Readers around the world are buzzing about Sara Farizan’s new voice in teen fiction – fans of David Levithan will definitely want to read this coming of age story.
W H A T T H E P R E S S C O R P S I S S A Y I N G:
“This novel was intriguing. It takes place on the opposite side of the world from where I live and it has an interesting and definitely accessible plot line. I liked this book because it brought some current-day issues to light. ”
“Throughout this strong debut, Farizan weaves in details of daily Iranian life, exposing the various opportunities available to people depending upon their academic prowess, financial status, social class, and sexuality.”
-Publisher Weekly, starred review
“Accomplished and compassionate . . . A groundbreaking, powerful depiction of gay and transsexual life in Iran . . . An intimate look at life in modern-day Iran and its surprising Westernization, even though much of this culture is clandestine.”

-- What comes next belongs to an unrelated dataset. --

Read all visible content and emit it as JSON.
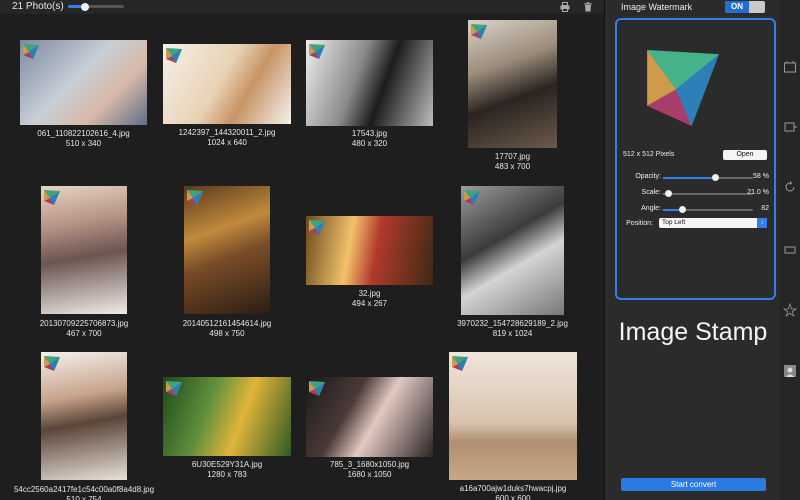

– Booklist, starred review
“Refreshingly and believably diverse…. A moving and elegant story.”
– Kirkus Reviews
“[A] terrific debut novel . . . Rich with details of life in contemporary Iran, this is a GLBTQ story that we haven’t seen before in YA fiction. Highly recommended.”
– School Library Journal
“A provocative coming of age story… [A] strong debut.”
– Publishers Weekly, starred review
“This beautifully crafted young-adult novel offers timely insight into the struggles of those who must be their authentic selves no matter where they live.”
– Ms. Magazine
A B O U T I F Y O U C O U L D B E M I N E :
Seventeen-year-old Sahar has been in love with her best friend, Nasrin, since they were six. They’ve shared stolen kisses and romantic promises. But Iran is a dangerous place for two girls in love—Sahar and Nasrin could be beaten, imprisoned, even executed if their relationship came to light.
So they carry on in secret—until Nasrin’s parents announce that they’ve arranged for her marriage. Nasrin tries to persuade Sahar that they can go on as they had before, only now with new comforts provided by the decent, well-to-do doctor Nasrin will marry. But Sahar dreams of loving Nasrin exclusively—and openly.
Then Sahar discovers what seems like the perfect solution. In Iran, homosexuality may be a crime, but to be a man trapped in a woman’s body is seen as nature’s mistake, and sex reassignment is legal and accessible. As a man, Sahar could be the one to marry Nasrin. Sahar will never be able to love the one she wants in the body she wants to be loved in without risking her life. Is saving her love worth sacrificing her true self?
T A L K I N G W I T H S A R A F A R I Z A N
(via Algonquin Press)
You can also check out an excerpt provided by the publisher before you purchase the book here!